Originally of Peruvian descent, Nasturtiums were once prized by the Incas as both a vegetable and a medicine. Beautiful and nutritious, the brilliant flowers will gladly make themselves at home in any garden that offers them sufficient water, light, and drainage.
“Nose-twister” is the direct translation of the Latinate name Nasturtium, which refers to their sharp slightly horseradishy taste. The Swedish botanist Linnaeus dubbed them Tropaeolum Majus apparently because the shape of the floral buds reminded him of the trophy poles (or tropaeum) ancient Romans would drape with the armor of vanquished foes in the public square. The flower’s large round leaves also reminded him of shields, and their dappled petals of blood-stained helmets.
Nasturtiums contain both vitamins A and C as well as mustard oil with its well-known antibiotic, anti-fungal, and anti-viral properties. They also boast copious amounts of Lutein, a pigment also found in carrots, that improves eyesight.

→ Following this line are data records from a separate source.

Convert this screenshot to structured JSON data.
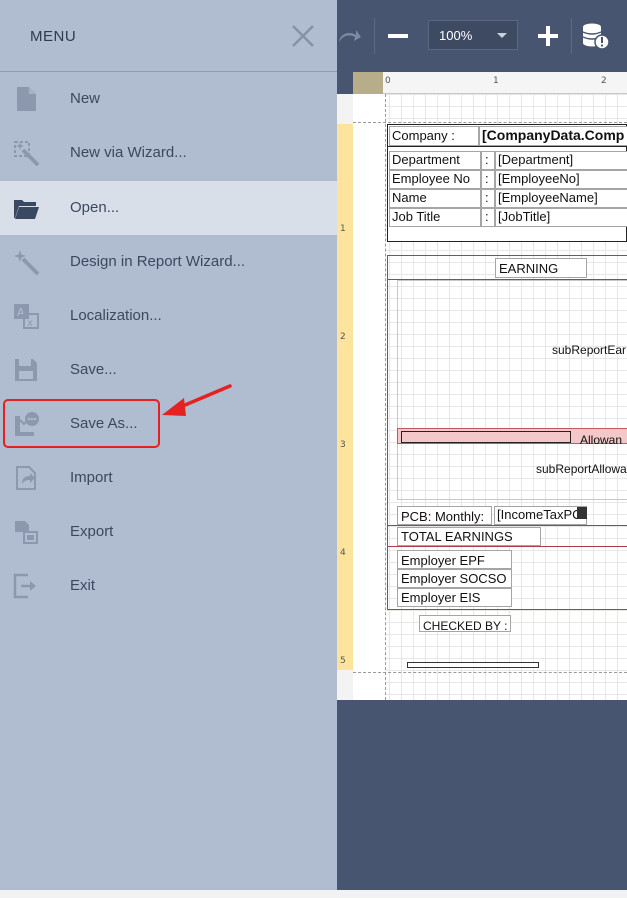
{
  "menu": {
    "title": "MENU",
    "items": [
      {
        "label": "New",
        "icon": "new-file-icon"
      },
      {
        "label": "New via Wizard...",
        "icon": "wizard-icon"
      },
      {
        "label": "Open...",
        "icon": "folder-open-icon",
        "active": true
      },
      {
        "label": "Design in Report Wizard...",
        "icon": "magic-wand-icon"
      },
      {
        "label": "Localization...",
        "icon": "localization-icon"
      },
      {
        "label": "Save...",
        "icon": "save-icon"
      },
      {
        "label": "Save As...",
        "icon": "save-as-icon"
      },
      {
        "label": "Import",
        "icon": "import-icon"
      },
      {
        "label": "Export",
        "icon": "export-icon"
      },
      {
        "label": "Exit",
        "icon": "exit-icon"
      }
    ]
  },
  "toolbar": {
    "zoom": "100%"
  },
  "ruler": {
    "h_marks": [
      "0",
      "1",
      "2"
    ],
    "v_marks": [
      "1",
      "2",
      "3",
      "4",
      "5"
    ]
  },
  "report": {
    "company_label": "Company :",
    "company_value": "[CompanyData.Comp",
    "rows": [
      {
        "label": "Department",
        "sep": ":",
        "value": "[Department]"
      },
      {
        "label": "Employee No",
        "sep": ":",
        "value": "[EmployeeNo]"
      },
      {
        "label": "Name",
        "sep": ":",
        "value": "[EmployeeName]"
      },
      {
        "label": "Job Title",
        "sep": ":",
        "value": "[JobTitle]"
      }
    ],
    "earning": "EARNING",
    "subreport_earning": "subReportEar",
    "allowance_header": "Allowan",
    "subreport_allowance": "subReportAllowa",
    "pcb_label": "PCB: Monthly:",
    "pcb_value": "[IncomeTaxPC",
    "total_earnings": "TOTAL EARNINGS",
    "employer": [
      "Employer EPF",
      "Employer SOCSO",
      "Employer EIS"
    ],
    "checked_by": "CHECKED BY :"
  },
  "colors": {
    "menu_bg": "#b0bccf",
    "menu_active": "#d8dfe9",
    "designer_bg": "#475570",
    "highlight": "#e52222"
  }
}
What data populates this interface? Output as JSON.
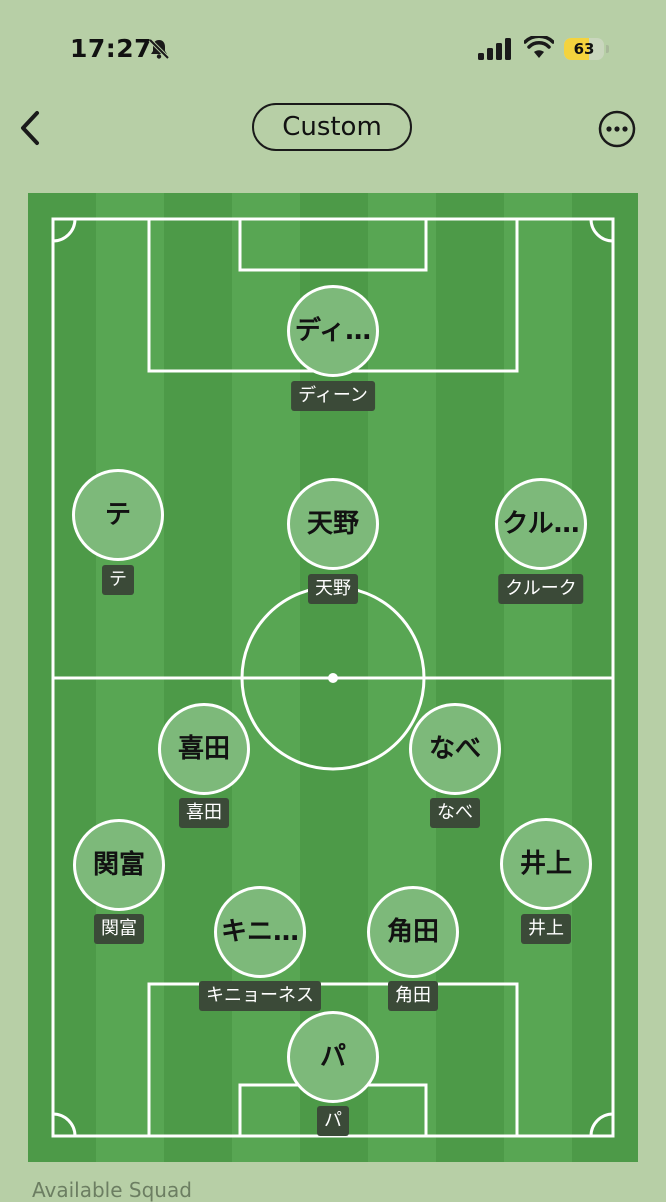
{
  "status_bar": {
    "time": "17:27",
    "battery": "63",
    "battery_level": 0.63
  },
  "nav": {
    "title": "Custom"
  },
  "players": [
    {
      "id": "gk-top",
      "circle": "ディ…",
      "name": "ディーン"
    },
    {
      "id": "lw",
      "circle": "テ",
      "name": "テ"
    },
    {
      "id": "st",
      "circle": "天野",
      "name": "天野"
    },
    {
      "id": "rw",
      "circle": "クル…",
      "name": "クルーク"
    },
    {
      "id": "lcm",
      "circle": "喜田",
      "name": "喜田"
    },
    {
      "id": "rcm",
      "circle": "なべ",
      "name": "なべ"
    },
    {
      "id": "lb",
      "circle": "関富",
      "name": "関富"
    },
    {
      "id": "rb",
      "circle": "井上",
      "name": "井上"
    },
    {
      "id": "lcb",
      "circle": "キニ…",
      "name": "キニョーネス"
    },
    {
      "id": "rcb",
      "circle": "角田",
      "name": "角田"
    },
    {
      "id": "gk",
      "circle": "パ",
      "name": "パ"
    }
  ],
  "footer": {
    "section_label": "Available Squad"
  },
  "colors": {
    "background": "#b7cfa6",
    "pitch_dark": "#4d9a48",
    "pitch_light": "#58a653",
    "battery": "#f4d33e"
  }
}
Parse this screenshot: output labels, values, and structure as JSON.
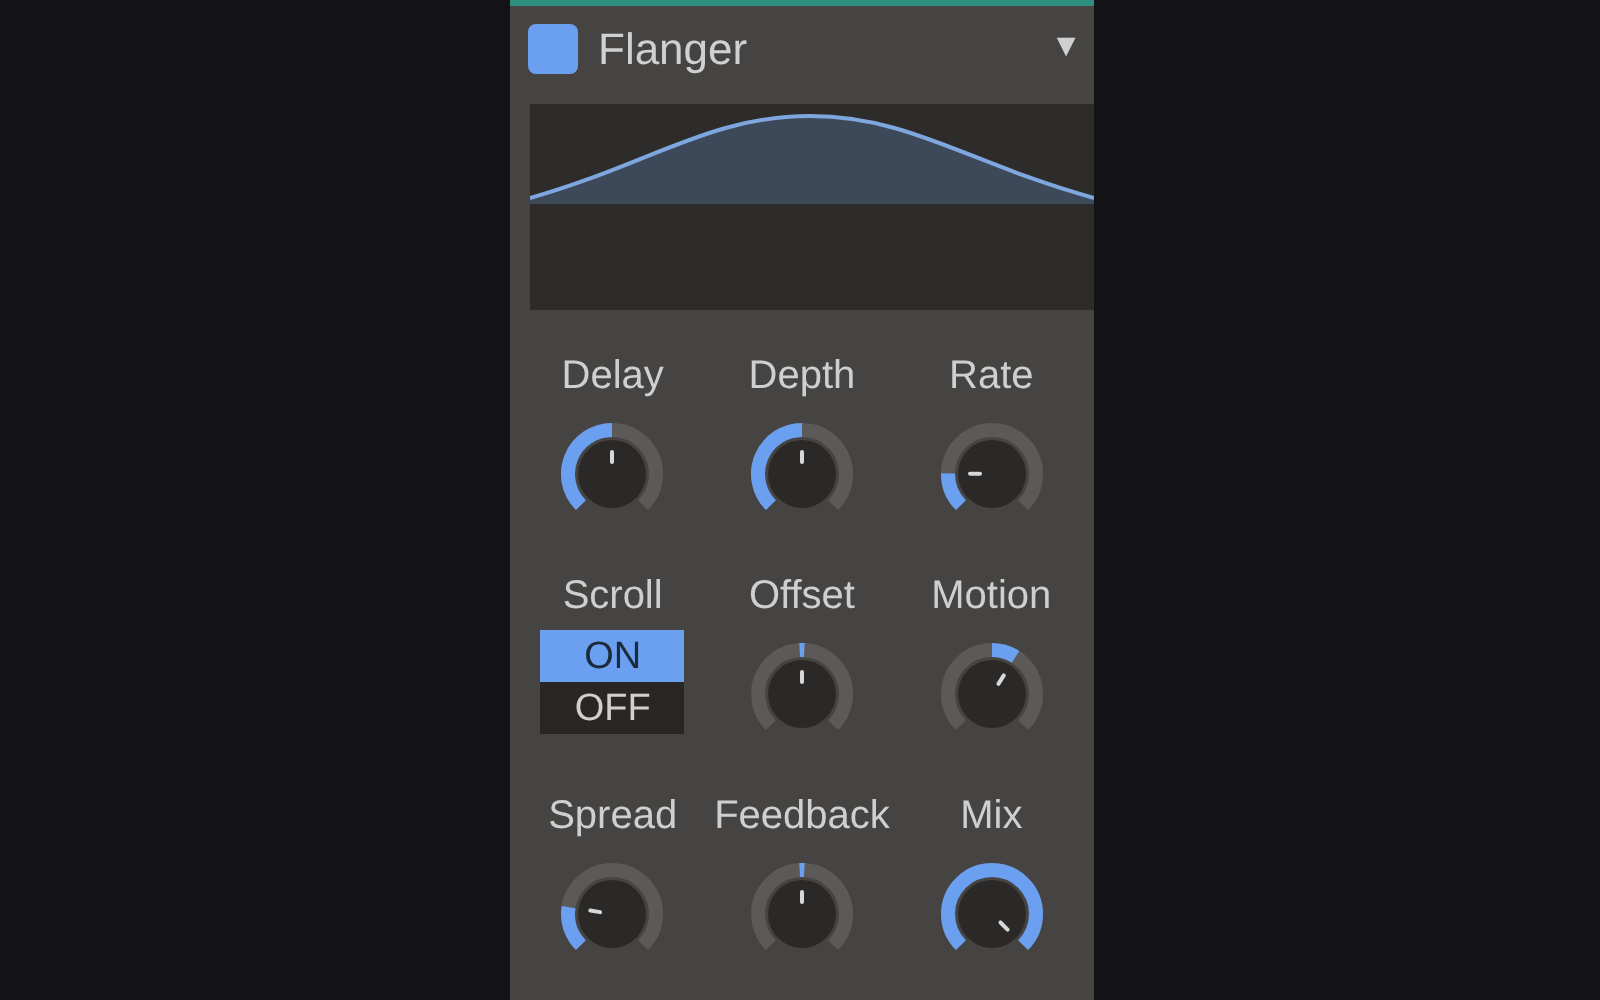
{
  "header": {
    "title": "Flanger",
    "color": "#6b9ff0",
    "menu_glyph": "▼"
  },
  "controls": [
    {
      "kind": "knob",
      "label": "Delay"
    },
    {
      "kind": "knob",
      "label": "Depth"
    },
    {
      "kind": "knob",
      "label": "Rate"
    },
    {
      "kind": "toggle",
      "label": "Scroll",
      "options": [
        {
          "label": "ON",
          "selected": true
        },
        {
          "label": "OFF",
          "selected": false
        }
      ]
    },
    {
      "kind": "knob",
      "label": "Offset"
    },
    {
      "kind": "knob",
      "label": "Motion"
    },
    {
      "kind": "knob",
      "label": "Spread"
    },
    {
      "kind": "knob",
      "label": "Feedback"
    },
    {
      "kind": "knob",
      "label": "Mix"
    }
  ]
}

Garden writer Buckner Hollingsworth, ( whose own name sounds like it was invented by a botanist ) in her long out-of-print book entitled Flower Chronicles, once quoted Paxton’s Magazine of Botany wherein a certain “Mr. Trimmer” reported seeing “luminescent scintillations” shimmering above his Nasturtiums. To attempt to corroborate Trimmer’s strange conceit, Hollingsworth cites the notes of Erasmus Darwin, (grandfather of Charles), who once witnessed “an electric lustre” emanating from the crowns of his own Nasturtiums. Though the veracity of the luminosity in Nasturtiums remains a mystery, one might easily attribute these observations to the effects of other garden edibles.

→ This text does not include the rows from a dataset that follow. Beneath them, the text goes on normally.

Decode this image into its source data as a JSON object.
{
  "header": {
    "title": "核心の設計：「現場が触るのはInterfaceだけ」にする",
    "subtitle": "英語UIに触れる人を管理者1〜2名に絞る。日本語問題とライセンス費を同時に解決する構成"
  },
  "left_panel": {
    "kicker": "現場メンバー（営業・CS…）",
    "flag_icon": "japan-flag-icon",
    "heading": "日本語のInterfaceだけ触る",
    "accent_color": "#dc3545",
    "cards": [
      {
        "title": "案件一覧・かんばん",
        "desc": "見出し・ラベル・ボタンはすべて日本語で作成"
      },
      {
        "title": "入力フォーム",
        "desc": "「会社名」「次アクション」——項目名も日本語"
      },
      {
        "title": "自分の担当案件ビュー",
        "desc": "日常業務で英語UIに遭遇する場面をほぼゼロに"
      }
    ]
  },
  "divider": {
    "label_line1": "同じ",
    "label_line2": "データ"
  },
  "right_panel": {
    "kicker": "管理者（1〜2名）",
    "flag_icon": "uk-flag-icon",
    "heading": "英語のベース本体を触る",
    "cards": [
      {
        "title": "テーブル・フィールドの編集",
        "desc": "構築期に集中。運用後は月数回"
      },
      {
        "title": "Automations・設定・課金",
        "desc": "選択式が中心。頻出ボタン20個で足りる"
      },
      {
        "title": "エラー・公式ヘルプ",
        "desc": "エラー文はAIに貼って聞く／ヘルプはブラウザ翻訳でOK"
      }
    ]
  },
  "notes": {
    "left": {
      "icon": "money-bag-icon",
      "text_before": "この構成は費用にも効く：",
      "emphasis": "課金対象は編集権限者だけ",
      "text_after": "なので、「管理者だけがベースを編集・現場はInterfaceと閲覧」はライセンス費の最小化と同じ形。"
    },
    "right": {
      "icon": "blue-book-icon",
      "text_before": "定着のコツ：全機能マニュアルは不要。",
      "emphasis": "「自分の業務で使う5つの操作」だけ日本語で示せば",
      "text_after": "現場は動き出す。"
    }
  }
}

When gathering Nasturtiums, if possible, do so in the early morning hours when the plants are full of vigor and try to pick only the younger leaves and tender buds as they will prove the most flavorful and delicate. Nasturtiums can transform even a modest potato or rice salad into something both beautiful and delicious and you can also salt the little Nasturtium pods and pickle them in apple-cider vinegar in order to create piquant “Nasturtium Capers”.